U.S.-Iranian relations initially seemed to improve when the Afghan war began. Tehran viewed both the Taliban and al Qaeda as threats and quietly cooperated with Washington during the 2001 Afghan invasion. But cooperation turned to confrontation when President Bush labeled Iran a member of the “axis of evil” in 2002. The invasion of Iraq in 2003 left Iran pinned between U.S. military expeditions on both its eastern and western borders. The American threat escalated when the Bush administration accused Iran of seeking nuclear weapons. The moderate president Mohammed Khatami offered to negotiate, and he allowed International Atomic Energy Agency inspections. But Washington actively undercut a European-brokered agreement for increased inspections and suspension of the Iranian uranium enrichment program.
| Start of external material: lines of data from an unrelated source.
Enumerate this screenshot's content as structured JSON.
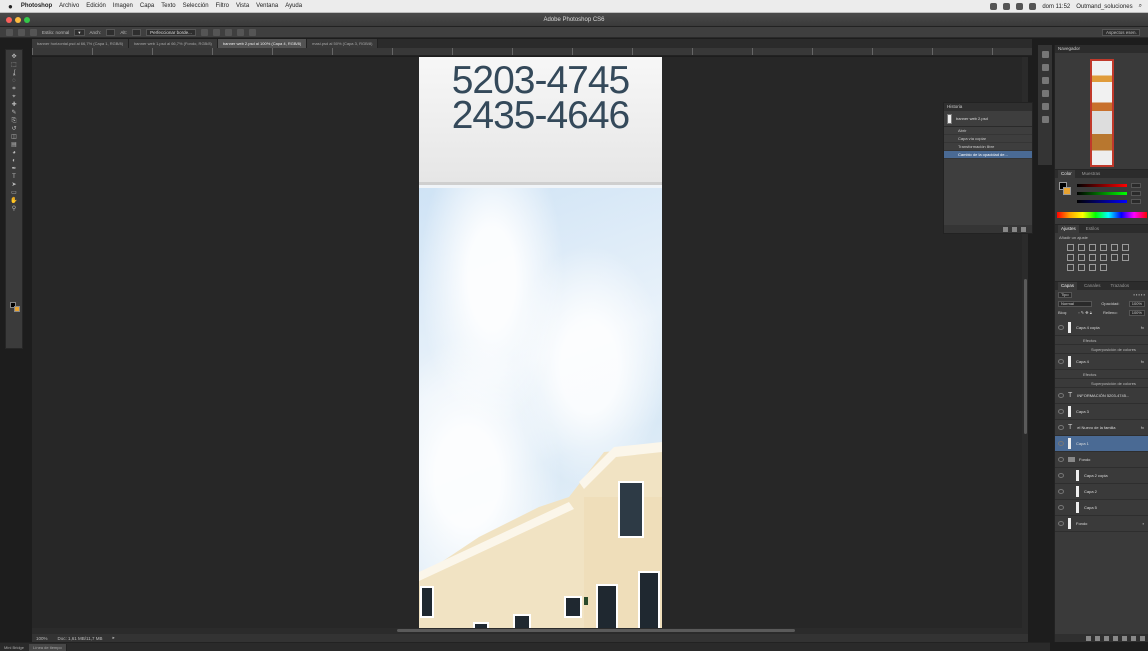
{
  "menubar": {
    "apple_icon": "apple-icon",
    "items": [
      "Photoshop",
      "Archivo",
      "Edición",
      "Imagen",
      "Capa",
      "Texto",
      "Selección",
      "Filtro",
      "Vista",
      "Ventana",
      "Ayuda"
    ],
    "clock": "dom 11:52",
    "user": "Outmand_soluciones"
  },
  "window": {
    "title": "Adobe Photoshop CS6",
    "traffic_colors": [
      "#fc605c",
      "#fdbc40",
      "#34c84a"
    ]
  },
  "options": {
    "tool_preset": "",
    "style_label": "Estilo: normal",
    "width_label": "Anch:",
    "height_label": "Alt:",
    "refine_label": "Perfeccionar borde...",
    "workspace": "Aspectos esen."
  },
  "tabs": [
    {
      "label": "banner horizontal.psd al 66,7% (Capa 1, RGB/8)",
      "active": false
    },
    {
      "label": "banner web 1.psd al 66,7% (Fondo, RGB/8)",
      "active": false
    },
    {
      "label": "banner web 2.psd al 100% (Capa 4, RGB/8)",
      "active": true
    },
    {
      "label": "masi.psd al 50% (Capa 3, RGB/8)",
      "active": false
    }
  ],
  "document": {
    "phone_1": "5203-4745",
    "phone_2": "2435-4646"
  },
  "status": {
    "zoom": "100%",
    "doc_info": "Doc: 1,61 MB/11,7 MB"
  },
  "minibridge": {
    "label": "Mini Bridge",
    "timeline": "Línea de tiempo"
  },
  "history": {
    "title": "Historia",
    "snapshot": "banner web 2.psd",
    "items": [
      {
        "label": "Abrir",
        "selected": false
      },
      {
        "label": "Capa vía copiar",
        "selected": false
      },
      {
        "label": "Transformación libre",
        "selected": false
      },
      {
        "label": "Cambio de la opacidad de...",
        "selected": true
      }
    ]
  },
  "dock": {
    "navigator_title": "Navegador",
    "color_tabs": [
      "Color",
      "Muestras"
    ],
    "color_values": {
      "r": "0",
      "g": "0",
      "b": "0"
    },
    "adjust_tabs": [
      "Ajustes",
      "Estilos"
    ],
    "adjust_hint": "Añadir un ajuste",
    "layer_tabs": [
      "Capas",
      "Canales",
      "Trazados"
    ],
    "filter_kind": "Tipo",
    "blend_mode": "Normal",
    "opacity_label": "Opacidad:",
    "opacity_value": "100%",
    "lock_label": "Bloq:",
    "fill_label": "Relleno:",
    "fill_value": "100%",
    "layers": [
      {
        "kind": "pixel",
        "label": "Capa 4 copia",
        "fx": true,
        "selected": false,
        "indent": 0
      },
      {
        "kind": "sub",
        "label": "Efectos",
        "indent": 1
      },
      {
        "kind": "sub",
        "label": "Superposición de colores",
        "indent": 2
      },
      {
        "kind": "pixel",
        "label": "Capa 4",
        "fx": true,
        "selected": false,
        "indent": 0
      },
      {
        "kind": "sub",
        "label": "Efectos",
        "indent": 1
      },
      {
        "kind": "sub",
        "label": "Superposición de colores",
        "indent": 2
      },
      {
        "kind": "text",
        "label": "INFORMACIÓN 5203-4745...",
        "fx": false,
        "selected": false,
        "indent": 0
      },
      {
        "kind": "pixel",
        "label": "Capa 3",
        "fx": false,
        "selected": false,
        "indent": 0
      },
      {
        "kind": "text",
        "label": "el Nuevo de la familia",
        "fx": true,
        "selected": false,
        "indent": 0
      },
      {
        "kind": "pixel",
        "label": "Capa 1",
        "fx": false,
        "selected": true,
        "indent": 0
      },
      {
        "kind": "group",
        "label": "Fondo",
        "fx": false,
        "selected": false,
        "indent": 0
      },
      {
        "kind": "pixel",
        "label": "Capa 2 copia",
        "fx": false,
        "selected": false,
        "indent": 1
      },
      {
        "kind": "pixel",
        "label": "Capa 2",
        "fx": false,
        "selected": false,
        "indent": 1
      },
      {
        "kind": "pixel",
        "label": "Capa 5",
        "fx": false,
        "selected": false,
        "indent": 1
      },
      {
        "kind": "pixel",
        "label": "Fondo",
        "fx": false,
        "selected": false,
        "indent": 0,
        "locked": true
      }
    ]
  },
  "tools": [
    "move-icon",
    "marquee-icon",
    "lasso-icon",
    "quick-select-icon",
    "crop-icon",
    "eyedropper-icon",
    "healing-icon",
    "brush-icon",
    "clone-stamp-icon",
    "history-brush-icon",
    "eraser-icon",
    "gradient-icon",
    "blur-icon",
    "dodge-icon",
    "pen-icon",
    "type-icon",
    "path-select-icon",
    "shape-icon",
    "hand-icon",
    "zoom-icon"
  ],
  "colors": {
    "foreground": "#000000",
    "background": "#e8a330",
    "selection": "#4a6a94"
  }
}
As the political pendulum swung away from the moderates toward the new hardline president Mahmoud Ahmadinejad in 2005, Iran began emulating North Korea, blustering about its nuclear prowess. The unsettled political atmosphere in Iran since Ahmadinejad and his allies rigged his reelection in 2009 has hampered Barack Obama’s efforts to reopen negotiations with Tehran. But even if dissidents succeed in ousting Ahmadinejad, the new government might still conclude that nuclear jujutsu tactics serve Iran’s national interests.
The success of nuclear jujutsu leads to several important conclusions. First, nuclear weapons have ceased to be an asset for the great powers. They are fundamentally unusable against the threats facing the major states in the twenty-first century, and their large nuclear arsenals only legitimate the efforts of smaller powers to acquire nuclear weapons to deter great power attacks.
Second, arguments for expanding nuclear power production merely complicate the international security environment. Nuclear power production is a key first step toward nuclear weapons. Every practitioner of nuclear jujutsu began by claiming it only had peaceful nuclear ambitions, and each nation then exploited its nuclear reactors to produce materials for military purposes. A necessary step to ending the nuclear threat is to eliminate nuclear power production.
Last, President Obama needs to move forward with contemplated changes in U.S. nuclear strategy that include a no-first-use pledge and deep cuts in the U.S. nuclear arsenal. A global effort to diminish the importance of nuclear technology will thwart the effectiveness of nuclear jujutsu now and in the future.
Shane J. Maddock